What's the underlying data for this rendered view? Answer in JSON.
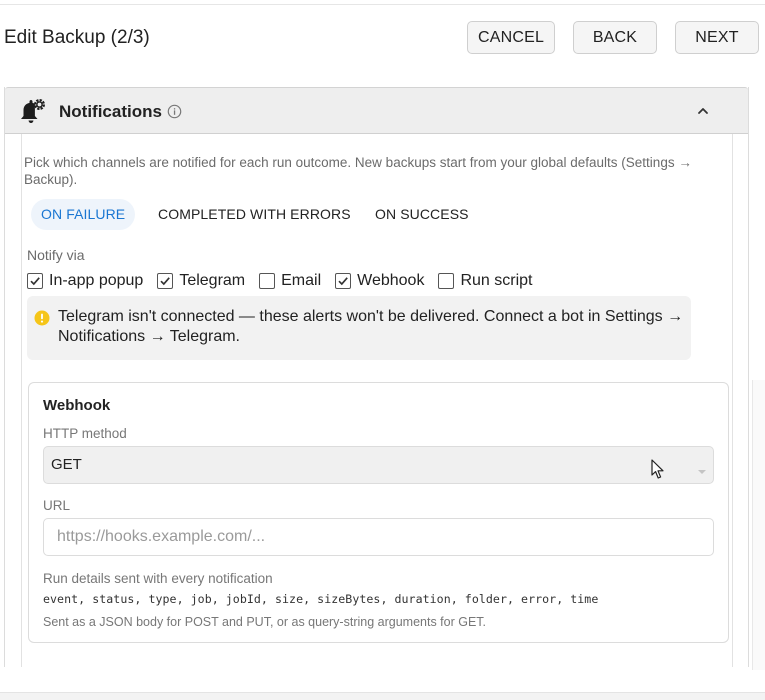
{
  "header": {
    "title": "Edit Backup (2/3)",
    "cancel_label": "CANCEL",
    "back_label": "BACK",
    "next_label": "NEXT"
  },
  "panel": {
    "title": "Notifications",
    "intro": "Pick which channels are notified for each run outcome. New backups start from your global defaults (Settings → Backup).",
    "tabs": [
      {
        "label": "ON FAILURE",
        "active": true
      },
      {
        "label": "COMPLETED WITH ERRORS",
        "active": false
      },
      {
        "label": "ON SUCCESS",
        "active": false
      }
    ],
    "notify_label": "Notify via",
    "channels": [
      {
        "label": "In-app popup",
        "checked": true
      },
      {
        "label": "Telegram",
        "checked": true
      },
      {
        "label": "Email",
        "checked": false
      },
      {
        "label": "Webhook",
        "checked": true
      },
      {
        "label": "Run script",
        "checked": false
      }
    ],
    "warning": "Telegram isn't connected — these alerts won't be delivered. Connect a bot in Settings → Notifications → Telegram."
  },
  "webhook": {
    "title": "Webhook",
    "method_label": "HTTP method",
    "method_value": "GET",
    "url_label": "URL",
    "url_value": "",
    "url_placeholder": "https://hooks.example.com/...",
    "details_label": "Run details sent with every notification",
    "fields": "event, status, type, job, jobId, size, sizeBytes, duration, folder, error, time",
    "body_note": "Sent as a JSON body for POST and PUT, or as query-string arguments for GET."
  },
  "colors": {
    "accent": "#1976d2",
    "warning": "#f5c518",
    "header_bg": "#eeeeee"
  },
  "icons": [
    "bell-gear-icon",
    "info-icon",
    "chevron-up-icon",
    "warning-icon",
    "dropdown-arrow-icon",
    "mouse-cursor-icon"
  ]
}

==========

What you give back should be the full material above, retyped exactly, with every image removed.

What's the underlying data for this rendered view? Answer in JSON.
{
  "header": {
    "title": "Edit Backup (2/3)",
    "cancel_label": "CANCEL",
    "back_label": "BACK",
    "next_label": "NEXT"
  },
  "panel": {
    "title": "Notifications",
    "intro": "Pick which channels are notified for each run outcome. New backups start from your global defaults (Settings → Backup).",
    "tabs": [
      {
        "label": "ON FAILURE",
        "active": true
      },
      {
        "label": "COMPLETED WITH ERRORS",
        "active": false
      },
      {
        "label": "ON SUCCESS",
        "active": false
      }
    ],
    "notify_label": "Notify via",
    "channels": [
      {
        "label": "In-app popup",
        "checked": true
      },
      {
        "label": "Telegram",
        "checked": true
      },
      {
        "label": "Email",
        "checked": false
      },
      {
        "label": "Webhook",
        "checked": true
      },
      {
        "label": "Run script",
        "checked": false
      }
    ],
    "warning": "Telegram isn't connected — these alerts won't be delivered. Connect a bot in Settings → Notifications → Telegram."
  },
  "webhook": {
    "title": "Webhook",
    "method_label": "HTTP method",
    "method_value": "GET",
    "url_label": "URL",
    "url_value": "",
    "url_placeholder": "https://hooks.example.com/...",
    "details_label": "Run details sent with every notification",
    "fields": "event, status, type, job, jobId, size, sizeBytes, duration, folder, error, time",
    "body_note": "Sent as a JSON body for POST and PUT, or as query-string arguments for GET."
  },
  "colors": {
    "accent": "#1976d2",
    "warning": "#f5c518",
    "header_bg": "#eeeeee"
  },
  "icons": [
    "bell-gear-icon",
    "info-icon",
    "chevron-up-icon",
    "warning-icon",
    "dropdown-arrow-icon",
    "mouse-cursor-icon"
  ]
}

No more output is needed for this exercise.